(Beginning of DATA)

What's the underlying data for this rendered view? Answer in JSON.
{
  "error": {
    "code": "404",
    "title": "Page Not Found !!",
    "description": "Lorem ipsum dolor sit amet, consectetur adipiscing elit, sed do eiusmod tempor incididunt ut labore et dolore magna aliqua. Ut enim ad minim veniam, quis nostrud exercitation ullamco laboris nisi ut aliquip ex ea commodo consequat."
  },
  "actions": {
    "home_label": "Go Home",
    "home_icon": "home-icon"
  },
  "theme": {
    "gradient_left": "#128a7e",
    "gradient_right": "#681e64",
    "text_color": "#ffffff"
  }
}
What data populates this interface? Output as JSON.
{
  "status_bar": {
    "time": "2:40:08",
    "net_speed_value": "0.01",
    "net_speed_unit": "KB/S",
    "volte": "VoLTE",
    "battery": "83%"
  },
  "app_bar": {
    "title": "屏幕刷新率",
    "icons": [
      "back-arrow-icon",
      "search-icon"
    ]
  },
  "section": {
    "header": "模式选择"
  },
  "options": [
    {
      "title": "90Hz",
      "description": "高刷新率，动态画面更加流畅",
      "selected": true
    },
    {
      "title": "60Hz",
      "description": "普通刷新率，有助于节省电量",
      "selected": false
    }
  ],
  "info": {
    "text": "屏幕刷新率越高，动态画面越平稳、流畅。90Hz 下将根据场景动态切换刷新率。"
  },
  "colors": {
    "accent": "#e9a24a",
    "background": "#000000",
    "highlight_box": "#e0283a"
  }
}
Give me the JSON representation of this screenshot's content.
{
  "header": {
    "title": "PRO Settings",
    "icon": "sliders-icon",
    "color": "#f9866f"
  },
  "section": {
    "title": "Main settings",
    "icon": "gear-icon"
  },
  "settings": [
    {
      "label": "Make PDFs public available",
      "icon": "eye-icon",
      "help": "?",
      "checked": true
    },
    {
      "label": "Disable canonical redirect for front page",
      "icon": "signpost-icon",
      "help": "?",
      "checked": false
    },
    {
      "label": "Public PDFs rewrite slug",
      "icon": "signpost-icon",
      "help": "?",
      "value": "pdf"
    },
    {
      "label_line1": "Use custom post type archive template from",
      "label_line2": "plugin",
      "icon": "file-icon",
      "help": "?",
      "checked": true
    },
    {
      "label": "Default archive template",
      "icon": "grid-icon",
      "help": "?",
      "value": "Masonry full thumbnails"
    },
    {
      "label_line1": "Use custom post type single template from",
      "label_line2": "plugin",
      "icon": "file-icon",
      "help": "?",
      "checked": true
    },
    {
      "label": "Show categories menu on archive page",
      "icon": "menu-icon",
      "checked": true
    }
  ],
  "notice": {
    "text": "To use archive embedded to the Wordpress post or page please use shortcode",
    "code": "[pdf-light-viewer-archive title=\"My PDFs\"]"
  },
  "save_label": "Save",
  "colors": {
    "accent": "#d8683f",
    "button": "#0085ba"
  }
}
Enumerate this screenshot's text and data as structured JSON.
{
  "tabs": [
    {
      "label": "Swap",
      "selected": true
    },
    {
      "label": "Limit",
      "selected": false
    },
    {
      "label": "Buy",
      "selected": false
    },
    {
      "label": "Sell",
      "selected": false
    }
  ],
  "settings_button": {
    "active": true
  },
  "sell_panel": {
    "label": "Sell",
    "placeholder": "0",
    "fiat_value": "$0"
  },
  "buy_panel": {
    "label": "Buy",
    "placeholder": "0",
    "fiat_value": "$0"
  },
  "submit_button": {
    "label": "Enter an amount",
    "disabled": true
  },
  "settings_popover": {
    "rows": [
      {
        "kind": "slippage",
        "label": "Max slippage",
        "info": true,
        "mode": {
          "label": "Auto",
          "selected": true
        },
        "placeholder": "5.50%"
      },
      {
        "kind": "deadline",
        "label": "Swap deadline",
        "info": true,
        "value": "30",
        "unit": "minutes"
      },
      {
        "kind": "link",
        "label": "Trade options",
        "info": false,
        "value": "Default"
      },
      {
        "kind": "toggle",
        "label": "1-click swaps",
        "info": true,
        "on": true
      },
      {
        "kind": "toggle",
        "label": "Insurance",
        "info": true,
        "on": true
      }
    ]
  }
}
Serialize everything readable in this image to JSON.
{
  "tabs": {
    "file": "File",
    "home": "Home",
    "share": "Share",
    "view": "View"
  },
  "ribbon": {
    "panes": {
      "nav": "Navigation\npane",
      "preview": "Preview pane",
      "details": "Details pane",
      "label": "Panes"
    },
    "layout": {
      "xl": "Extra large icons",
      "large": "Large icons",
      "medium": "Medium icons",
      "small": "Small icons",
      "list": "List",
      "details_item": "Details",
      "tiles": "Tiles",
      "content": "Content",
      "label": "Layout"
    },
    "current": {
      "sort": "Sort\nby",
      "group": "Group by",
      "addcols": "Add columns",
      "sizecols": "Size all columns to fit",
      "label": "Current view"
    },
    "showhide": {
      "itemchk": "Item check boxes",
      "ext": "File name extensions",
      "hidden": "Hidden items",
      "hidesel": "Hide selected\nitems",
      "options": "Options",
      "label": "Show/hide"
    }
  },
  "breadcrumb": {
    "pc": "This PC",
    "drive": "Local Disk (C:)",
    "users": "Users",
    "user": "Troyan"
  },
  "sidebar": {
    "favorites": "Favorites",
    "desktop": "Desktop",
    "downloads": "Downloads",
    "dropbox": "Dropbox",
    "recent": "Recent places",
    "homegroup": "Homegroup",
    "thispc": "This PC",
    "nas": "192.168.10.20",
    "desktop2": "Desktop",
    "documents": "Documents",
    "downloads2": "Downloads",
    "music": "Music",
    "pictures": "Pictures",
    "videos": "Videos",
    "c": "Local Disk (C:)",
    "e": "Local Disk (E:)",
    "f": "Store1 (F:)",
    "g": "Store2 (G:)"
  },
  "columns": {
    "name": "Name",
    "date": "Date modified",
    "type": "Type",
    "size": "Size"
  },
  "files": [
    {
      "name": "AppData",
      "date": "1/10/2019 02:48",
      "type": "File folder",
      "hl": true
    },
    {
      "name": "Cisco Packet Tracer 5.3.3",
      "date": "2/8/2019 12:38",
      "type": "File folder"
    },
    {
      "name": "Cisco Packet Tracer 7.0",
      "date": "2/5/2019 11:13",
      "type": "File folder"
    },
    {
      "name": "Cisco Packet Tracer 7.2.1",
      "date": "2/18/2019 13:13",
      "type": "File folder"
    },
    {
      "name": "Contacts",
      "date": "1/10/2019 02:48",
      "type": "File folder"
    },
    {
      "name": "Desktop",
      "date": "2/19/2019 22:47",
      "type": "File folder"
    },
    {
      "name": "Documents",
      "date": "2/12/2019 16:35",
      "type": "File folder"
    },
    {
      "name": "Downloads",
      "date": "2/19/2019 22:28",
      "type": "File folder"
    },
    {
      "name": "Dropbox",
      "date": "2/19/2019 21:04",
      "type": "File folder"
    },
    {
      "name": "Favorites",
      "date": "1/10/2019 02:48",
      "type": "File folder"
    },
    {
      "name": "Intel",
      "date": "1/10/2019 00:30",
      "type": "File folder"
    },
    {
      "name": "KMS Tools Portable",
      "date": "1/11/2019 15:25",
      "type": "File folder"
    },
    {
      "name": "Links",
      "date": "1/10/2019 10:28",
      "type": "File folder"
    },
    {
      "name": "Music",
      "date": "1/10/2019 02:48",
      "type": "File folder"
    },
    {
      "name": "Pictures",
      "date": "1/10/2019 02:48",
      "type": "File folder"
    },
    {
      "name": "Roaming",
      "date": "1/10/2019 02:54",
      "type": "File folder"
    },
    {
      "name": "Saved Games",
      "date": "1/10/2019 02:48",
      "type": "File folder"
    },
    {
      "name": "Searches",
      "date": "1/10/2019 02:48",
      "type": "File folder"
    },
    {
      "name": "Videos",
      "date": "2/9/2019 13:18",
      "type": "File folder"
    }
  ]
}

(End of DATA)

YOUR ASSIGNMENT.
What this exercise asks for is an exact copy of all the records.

EXPECTED OUTPUT.
What's the underlying data for this rendered view? Answer in JSON.
{
  "error": {
    "code": "404",
    "title": "Page Not Found !!",
    "description": "Lorem ipsum dolor sit amet, consectetur adipiscing elit, sed do eiusmod tempor incididunt ut labore et dolore magna aliqua. Ut enim ad minim veniam, quis nostrud exercitation ullamco laboris nisi ut aliquip ex ea commodo consequat."
  },
  "actions": {
    "home_label": "Go Home",
    "home_icon": "home-icon"
  },
  "theme": {
    "gradient_left": "#128a7e",
    "gradient_right": "#681e64",
    "text_color": "#ffffff"
  }
}
What data populates this interface? Output as JSON.
{
  "status_bar": {
    "time": "2:40:08",
    "net_speed_value": "0.01",
    "net_speed_unit": "KB/S",
    "volte": "VoLTE",
    "battery": "83%"
  },
  "app_bar": {
    "title": "屏幕刷新率",
    "icons": [
      "back-arrow-icon",
      "search-icon"
    ]
  },
  "section": {
    "header": "模式选择"
  },
  "options": [
    {
      "title": "90Hz",
      "description": "高刷新率，动态画面更加流畅",
      "selected": true
    },
    {
      "title": "60Hz",
      "description": "普通刷新率，有助于节省电量",
      "selected": false
    }
  ],
  "info": {
    "text": "屏幕刷新率越高，动态画面越平稳、流畅。90Hz 下将根据场景动态切换刷新率。"
  },
  "colors": {
    "accent": "#e9a24a",
    "background": "#000000",
    "highlight_box": "#e0283a"
  }
}
Give me the JSON representation of this screenshot's content.
{
  "header": {
    "title": "PRO Settings",
    "icon": "sliders-icon",
    "color": "#f9866f"
  },
  "section": {
    "title": "Main settings",
    "icon": "gear-icon"
  },
  "settings": [
    {
      "label": "Make PDFs public available",
      "icon": "eye-icon",
      "help": "?",
      "checked": true
    },
    {
      "label": "Disable canonical redirect for front page",
      "icon": "signpost-icon",
      "help": "?",
      "checked": false
    },
    {
      "label": "Public PDFs rewrite slug",
      "icon": "signpost-icon",
      "help": "?",
      "value": "pdf"
    },
    {
      "label_line1": "Use custom post type archive template from",
      "label_line2": "plugin",
      "icon": "file-icon",
      "help": "?",
      "checked": true
    },
    {
      "label": "Default archive template",
      "icon": "grid-icon",
      "help": "?",
      "value": "Masonry full thumbnails"
    },
    {
      "label_line1": "Use custom post type single template from",
      "label_line2": "plugin",
      "icon": "file-icon",
      "help": "?",
      "checked": true
    },
    {
      "label": "Show categories menu on archive page",
      "icon": "menu-icon",
      "checked": true
    }
  ],
  "notice": {
    "text": "To use archive embedded to the Wordpress post or page please use shortcode",
    "code": "[pdf-light-viewer-archive title=\"My PDFs\"]"
  },
  "save_label": "Save",
  "colors": {
    "accent": "#d8683f",
    "button": "#0085ba"
  }
}
Enumerate this screenshot's text and data as structured JSON.
{
  "tabs": [
    {
      "label": "Swap",
      "selected": true
    },
    {
      "label": "Limit",
      "selected": false
    },
    {
      "label": "Buy",
      "selected": false
    },
    {
      "label": "Sell",
      "selected": false
    }
  ],
  "settings_button": {
    "active": true
  },
  "sell_panel": {
    "label": "Sell",
    "placeholder": "0",
    "fiat_value": "$0"
  },
  "buy_panel": {
    "label": "Buy",
    "placeholder": "0",
    "fiat_value": "$0"
  },
  "submit_button": {
    "label": "Enter an amount",
    "disabled": true
  },
  "settings_popover": {
    "rows": [
      {
        "kind": "slippage",
        "label": "Max slippage",
        "info": true,
        "mode": {
          "label": "Auto",
          "selected": true
        },
        "placeholder": "5.50%"
      },
      {
        "kind": "deadline",
        "label": "Swap deadline",
        "info": true,
        "value": "30",
        "unit": "minutes"
      },
      {
        "kind": "link",
        "label": "Trade options",
        "info": false,
        "value": "Default"
      },
      {
        "kind": "toggle",
        "label": "1-click swaps",
        "info": true,
        "on": true
      },
      {
        "kind": "toggle",
        "label": "Insurance",
        "info": true,
        "on": true
      }
    ]
  }
}
Serialize everything readable in this image to JSON.
{
  "tabs": {
    "file": "File",
    "home": "Home",
    "share": "Share",
    "view": "View"
  },
  "ribbon": {
    "panes": {
      "nav": "Navigation\npane",
      "preview": "Preview pane",
      "details": "Details pane",
      "label": "Panes"
    },
    "layout": {
      "xl": "Extra large icons",
      "large": "Large icons",
      "medium": "Medium icons",
      "small": "Small icons",
      "list": "List",
      "details_item": "Details",
      "tiles": "Tiles",
      "content": "Content",
      "label": "Layout"
    },
    "current": {
      "sort": "Sort\nby",
      "group": "Group by",
      "addcols": "Add columns",
      "sizecols": "Size all columns to fit",
      "label": "Current view"
    },
    "showhide": {
      "itemchk": "Item check boxes",
      "ext": "File name extensions",
      "hidden": "Hidden items",
      "hidesel": "Hide selected\nitems",
      "options": "Options",
      "label": "Show/hide"
    }
  },
  "breadcrumb": {
    "pc": "This PC",
    "drive": "Local Disk (C:)",
    "users": "Users",
    "user": "Troyan"
  },
  "sidebar": {
    "favorites": "Favorites",
    "desktop": "Desktop",
    "downloads": "Downloads",
    "dropbox": "Dropbox",
    "recent": "Recent places",
    "homegroup": "Homegroup",
    "thispc": "This PC",
    "nas": "192.168.10.20",
    "desktop2": "Desktop",
    "documents": "Documents",
    "downloads2": "Downloads",
    "music": "Music",
    "pictures": "Pictures",
    "videos": "Videos",
    "c": "Local Disk (C:)",
    "e": "Local Disk (E:)",
    "f": "Store1 (F:)",
    "g": "Store2 (G:)"
  },
  "columns": {
    "name": "Name",
    "date": "Date modified",
    "type": "Type",
    "size": "Size"
  },
  "files": [
    {
      "name": "AppData",
      "date": "1/10/2019 02:48",
      "type": "File folder",
      "hl": true
    },
    {
      "name": "Cisco Packet Tracer 5.3.3",
      "date": "2/8/2019 12:38",
      "type": "File folder"
    },
    {
      "name": "Cisco Packet Tracer 7.0",
      "date": "2/5/2019 11:13",
      "type": "File folder"
    },
    {
      "name": "Cisco Packet Tracer 7.2.1",
      "date": "2/18/2019 13:13",
      "type": "File folder"
    },
    {
      "name": "Contacts",
      "date": "1/10/2019 02:48",
      "type": "File folder"
    },
    {
      "name": "Desktop",
      "date": "2/19/2019 22:47",
      "type": "File folder"
    },
    {
      "name": "Documents",
      "date": "2/12/2019 16:35",
      "type": "File folder"
    },
    {
      "name": "Downloads",
      "date": "2/19/2019 22:28",
      "type": "File folder"
    },
    {
      "name": "Dropbox",
      "date": "2/19/2019 21:04",
      "type": "File folder"
    },
    {
      "name": "Favorites",
      "date": "1/10/2019 02:48",
      "type": "File folder"
    },
    {
      "name": "Intel",
      "date": "1/10/2019 00:30",
      "type": "File folder"
    },
    {
      "name": "KMS Tools Portable",
      "date": "1/11/2019 15:25",
      "type": "File folder"
    },
    {
      "name": "Links",
      "date": "1/10/2019 10:28",
      "type": "File folder"
    },
    {
      "name": "Music",
      "date": "1/10/2019 02:48",
      "type": "File folder"
    },
    {
      "name": "Pictures",
      "date": "1/10/2019 02:48",
      "type": "File folder"
    },
    {
      "name": "Roaming",
      "date": "1/10/2019 02:54",
      "type": "File folder"
    },
    {
      "name": "Saved Games",
      "date": "1/10/2019 02:48",
      "type": "File folder"
    },
    {
      "name": "Searches",
      "date": "1/10/2019 02:48",
      "type": "File folder"
    },
    {
      "name": "Videos",
      "date": "2/9/2019 13:18",
      "type": "File folder"
    }
  ]
}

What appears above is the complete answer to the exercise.